1 comment:

RoseCovered Glasses said...

There are good points in your article. I would like to supplement them with some information:

I am a 2 tour Vietnam Veteran who recently retired after 36 years of working in the Defense Industrial Complex on many of the weapons systems being used by our forces as we speak.

If you are interested in a view of the inside of the Pentagon procurement process from Vietnam to Iraq please check the posting at my blog entitled, “Odyssey of Armaments”

The Pentagon is a giant, incredibly complex establishment, budgeted in excess of $500B per year. The Rumsfelds, the Administrations and the Congressmen come and go but the real machinery of policy and procurement keeps grinding away, presenting the politicos who arrive with detail and alternatives slanted to perpetuate itself.

How can any newcomer, be he a President, a Congressman or even the new Sec. Def.Mr. Gates, understand such complexity, particularly if heretofore he has not had the clearance to get the full details?

Answer- he can’t. Therefore he accepts the alternatives provided by the career establishment that never goes away and he hopes he makes the right choices. Or he is influenced by a lobbyist or two representing companies in his district or special interest groups.

From a practical standpoint, policy and war decisions are made far below the levels of the talking heads who take the heat or the credit for the results.

This situation is unfortunate but it is absolute fact. Take it from one who has been to war and worked in the establishment.

This giant policy making and war machine will eventually come apart and have to be put back together to operate smaller, leaner and on less fuel. But that won’t happen until it hits a brick wall at high speed.
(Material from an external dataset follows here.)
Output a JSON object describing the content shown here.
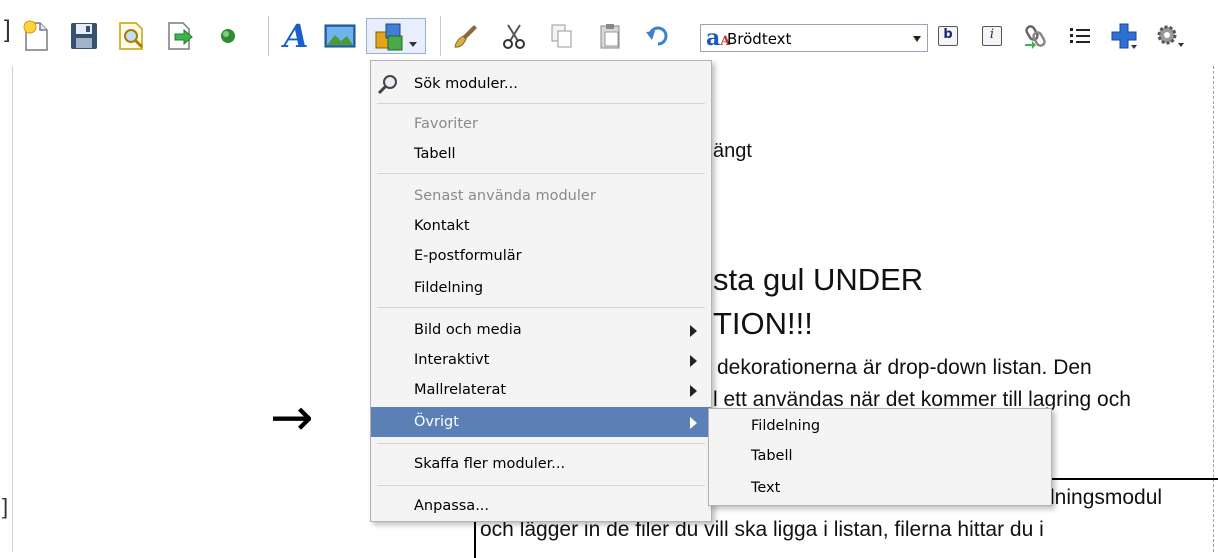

We will then have to run a Volkswagen instead of a Caddy and get along somehow. We better start practicing now and get off our high horse. Our golden aura in the world is beginning to dull from arrogance.